Cats are a predator species, so it’s perfectly normal for kittens to express their natural instinct to attack, chomp, and gnaw. Beginning around 4 weeks of age, kittens will start visually track objects that look like prey, and practice their pounce. Biting is a totally acceptable behavior for a kitten, but that doesn’t mean we want them attacking our hands or bare feet! Instead, we want to encourage kittens to practice these behaviors on an appropriate target. Fortunately, kittens are very adaptive and can learn quickly with a little assistance.
Kittens Need to Bite Something
The reason kittens bite us is simple: they’re natural predators and they want to practice their attack on a moving object. In fact, kittens are biologically wired to attack an object that moves, so it’s important to teach them how to play with toys--not fingers or feet--from a young age. Actively playing multiple times a day before meals is a great way to help kittens develop their motor skills, learn appropriate habits, and get out pent up energy.
First Step, Reward Good Behavior
First, move the toys in an engaging fashion, encouraging them to stalk, chase, pounce, and catch. Once the kitten catches the toy, let her bite and bunny kick it before moving it again. When the play session has ended, reward the kitten with a treat or meal to simulate the satisfying experience of eating after a kill.
As tempting as it is to wiggle your fingers or tickle their bellies, this teaches them that it’s okay to practice their hunt on your skin. Even if you don’t mind the playful attacks, prospective adopters may -- especially as the kittens get bigger. There’s nothing cute about a 12 pound tabby stalking your ankle! Kitten caregivers therefore have a responsibility to help kittens establish good biting behaviors from a young age, as it’s easier to build a good habit than it is to break a bad one. When a kitten attacks your hands or feet when you move, simply disengage and redirect them to a more suitable object.
Plenty of Stimulation - Make sure your kitten has plush toys, wand toys, crinkle balls, tunnels, and other enrichment items to play with. Offer a variety of toys that mimic different types of prey. You can even make your own toys at home!
Daily Play - Actively play with the kitten multiple times a day using toys you can make wiggle and flutter. Don’t expect the kitten to play all alone! If you never make toys move and entice them to hunt, then the only moving targets the kitten has to practice hunting on are your hands and feet.
Reward Good Behavior - Allow the kitten to catch the toy, then give an opportunity for biting and bunny kicking. Let the kitten know she did a great job by rewarding her after playtime with a treat or meal. This tells the kitten that she’s a great hunter!
Remember to Redirect - Redirect any biting behaviors towards an appropriate target. It’s important that every time you give a kitten a ‘no’, you give them an equal or more attractive ‘yes’. Don’t focus on penalizing a kitten with a “no.” Simply recognize that the kitten is looking for a specific kind of stimulus, and provide them with a bitable alternative. If you do that, your kittens will have their natural urges satisfied—and you’ll be bite free in no time.
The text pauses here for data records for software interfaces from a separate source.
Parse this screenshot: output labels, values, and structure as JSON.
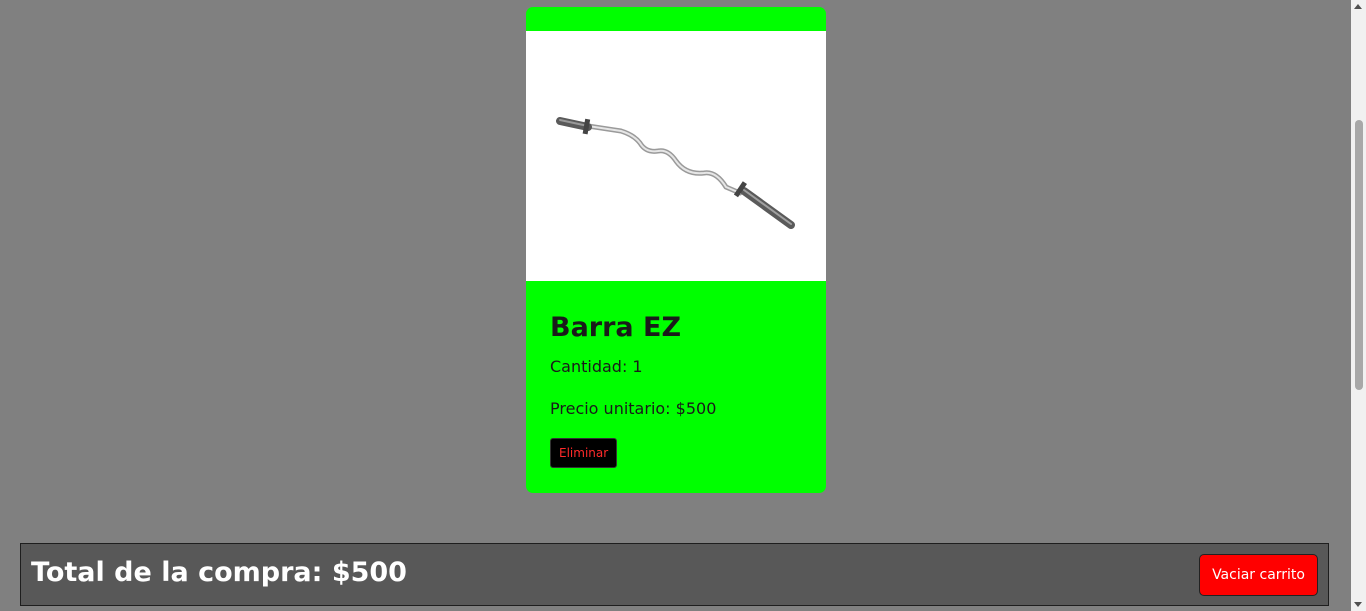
{
  "cart_item": {
    "image_name": "ez-curl-bar",
    "title": "Barra EZ",
    "quantity_text": "Cantidad: 1",
    "price_text": "Precio unitario: $500",
    "remove_label": "Eliminar"
  },
  "cart_summary": {
    "total_text": "Total de la compra: $500",
    "empty_label": "Vaciar carrito"
  },
  "colors": {
    "page_background": "#808080",
    "card_background": "#00ff00",
    "total_bar_background": "#585858",
    "empty_button": "#ff0000",
    "remove_button": "#000000",
    "remove_button_text": "#ff2a2a"
  }
}
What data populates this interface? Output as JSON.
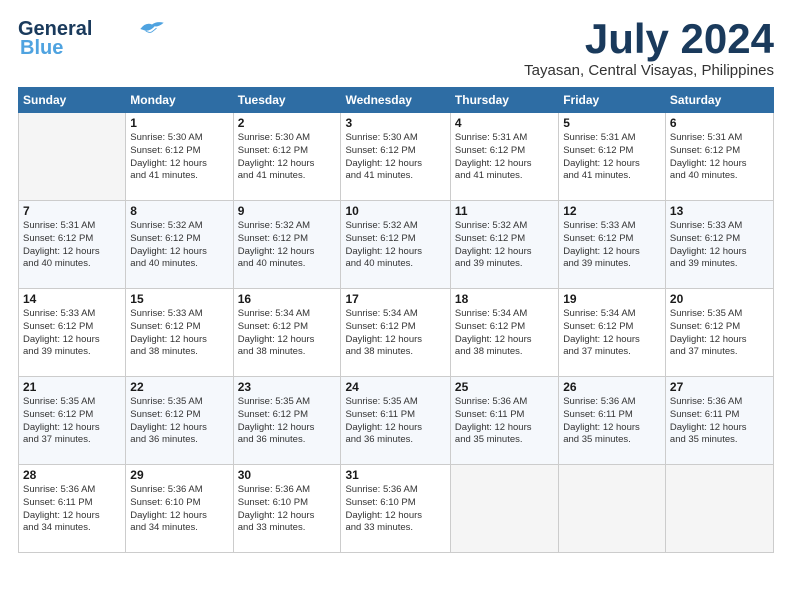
{
  "header": {
    "logo_line1": "General",
    "logo_line2": "Blue",
    "month": "July 2024",
    "location": "Tayasan, Central Visayas, Philippines"
  },
  "days_of_week": [
    "Sunday",
    "Monday",
    "Tuesday",
    "Wednesday",
    "Thursday",
    "Friday",
    "Saturday"
  ],
  "weeks": [
    [
      {
        "day": "",
        "info": ""
      },
      {
        "day": "1",
        "info": "Sunrise: 5:30 AM\nSunset: 6:12 PM\nDaylight: 12 hours\nand 41 minutes."
      },
      {
        "day": "2",
        "info": "Sunrise: 5:30 AM\nSunset: 6:12 PM\nDaylight: 12 hours\nand 41 minutes."
      },
      {
        "day": "3",
        "info": "Sunrise: 5:30 AM\nSunset: 6:12 PM\nDaylight: 12 hours\nand 41 minutes."
      },
      {
        "day": "4",
        "info": "Sunrise: 5:31 AM\nSunset: 6:12 PM\nDaylight: 12 hours\nand 41 minutes."
      },
      {
        "day": "5",
        "info": "Sunrise: 5:31 AM\nSunset: 6:12 PM\nDaylight: 12 hours\nand 41 minutes."
      },
      {
        "day": "6",
        "info": "Sunrise: 5:31 AM\nSunset: 6:12 PM\nDaylight: 12 hours\nand 40 minutes."
      }
    ],
    [
      {
        "day": "7",
        "info": "Sunrise: 5:31 AM\nSunset: 6:12 PM\nDaylight: 12 hours\nand 40 minutes."
      },
      {
        "day": "8",
        "info": "Sunrise: 5:32 AM\nSunset: 6:12 PM\nDaylight: 12 hours\nand 40 minutes."
      },
      {
        "day": "9",
        "info": "Sunrise: 5:32 AM\nSunset: 6:12 PM\nDaylight: 12 hours\nand 40 minutes."
      },
      {
        "day": "10",
        "info": "Sunrise: 5:32 AM\nSunset: 6:12 PM\nDaylight: 12 hours\nand 40 minutes."
      },
      {
        "day": "11",
        "info": "Sunrise: 5:32 AM\nSunset: 6:12 PM\nDaylight: 12 hours\nand 39 minutes."
      },
      {
        "day": "12",
        "info": "Sunrise: 5:33 AM\nSunset: 6:12 PM\nDaylight: 12 hours\nand 39 minutes."
      },
      {
        "day": "13",
        "info": "Sunrise: 5:33 AM\nSunset: 6:12 PM\nDaylight: 12 hours\nand 39 minutes."
      }
    ],
    [
      {
        "day": "14",
        "info": "Sunrise: 5:33 AM\nSunset: 6:12 PM\nDaylight: 12 hours\nand 39 minutes."
      },
      {
        "day": "15",
        "info": "Sunrise: 5:33 AM\nSunset: 6:12 PM\nDaylight: 12 hours\nand 38 minutes."
      },
      {
        "day": "16",
        "info": "Sunrise: 5:34 AM\nSunset: 6:12 PM\nDaylight: 12 hours\nand 38 minutes."
      },
      {
        "day": "17",
        "info": "Sunrise: 5:34 AM\nSunset: 6:12 PM\nDaylight: 12 hours\nand 38 minutes."
      },
      {
        "day": "18",
        "info": "Sunrise: 5:34 AM\nSunset: 6:12 PM\nDaylight: 12 hours\nand 38 minutes."
      },
      {
        "day": "19",
        "info": "Sunrise: 5:34 AM\nSunset: 6:12 PM\nDaylight: 12 hours\nand 37 minutes."
      },
      {
        "day": "20",
        "info": "Sunrise: 5:35 AM\nSunset: 6:12 PM\nDaylight: 12 hours\nand 37 minutes."
      }
    ],
    [
      {
        "day": "21",
        "info": "Sunrise: 5:35 AM\nSunset: 6:12 PM\nDaylight: 12 hours\nand 37 minutes."
      },
      {
        "day": "22",
        "info": "Sunrise: 5:35 AM\nSunset: 6:12 PM\nDaylight: 12 hours\nand 36 minutes."
      },
      {
        "day": "23",
        "info": "Sunrise: 5:35 AM\nSunset: 6:12 PM\nDaylight: 12 hours\nand 36 minutes."
      },
      {
        "day": "24",
        "info": "Sunrise: 5:35 AM\nSunset: 6:11 PM\nDaylight: 12 hours\nand 36 minutes."
      },
      {
        "day": "25",
        "info": "Sunrise: 5:36 AM\nSunset: 6:11 PM\nDaylight: 12 hours\nand 35 minutes."
      },
      {
        "day": "26",
        "info": "Sunrise: 5:36 AM\nSunset: 6:11 PM\nDaylight: 12 hours\nand 35 minutes."
      },
      {
        "day": "27",
        "info": "Sunrise: 5:36 AM\nSunset: 6:11 PM\nDaylight: 12 hours\nand 35 minutes."
      }
    ],
    [
      {
        "day": "28",
        "info": "Sunrise: 5:36 AM\nSunset: 6:11 PM\nDaylight: 12 hours\nand 34 minutes."
      },
      {
        "day": "29",
        "info": "Sunrise: 5:36 AM\nSunset: 6:10 PM\nDaylight: 12 hours\nand 34 minutes."
      },
      {
        "day": "30",
        "info": "Sunrise: 5:36 AM\nSunset: 6:10 PM\nDaylight: 12 hours\nand 33 minutes."
      },
      {
        "day": "31",
        "info": "Sunrise: 5:36 AM\nSunset: 6:10 PM\nDaylight: 12 hours\nand 33 minutes."
      },
      {
        "day": "",
        "info": ""
      },
      {
        "day": "",
        "info": ""
      },
      {
        "day": "",
        "info": ""
      }
    ]
  ]
}
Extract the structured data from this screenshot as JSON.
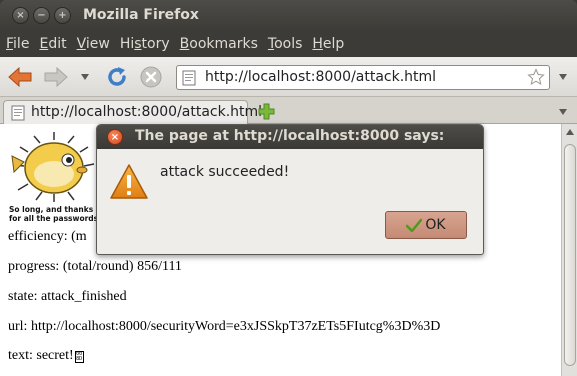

One More Thing
Lastly, if the kitten is a solo kitten, you may want to consider getting her a friend. Kittens are happiest and best behaved when they have a friend! Kittens will play hunt with one another, get out their energy together, and even teach each other important biting boundaries. Read more about why kittens do best in pairs!
Watch my video about how to stop kittens from biting you: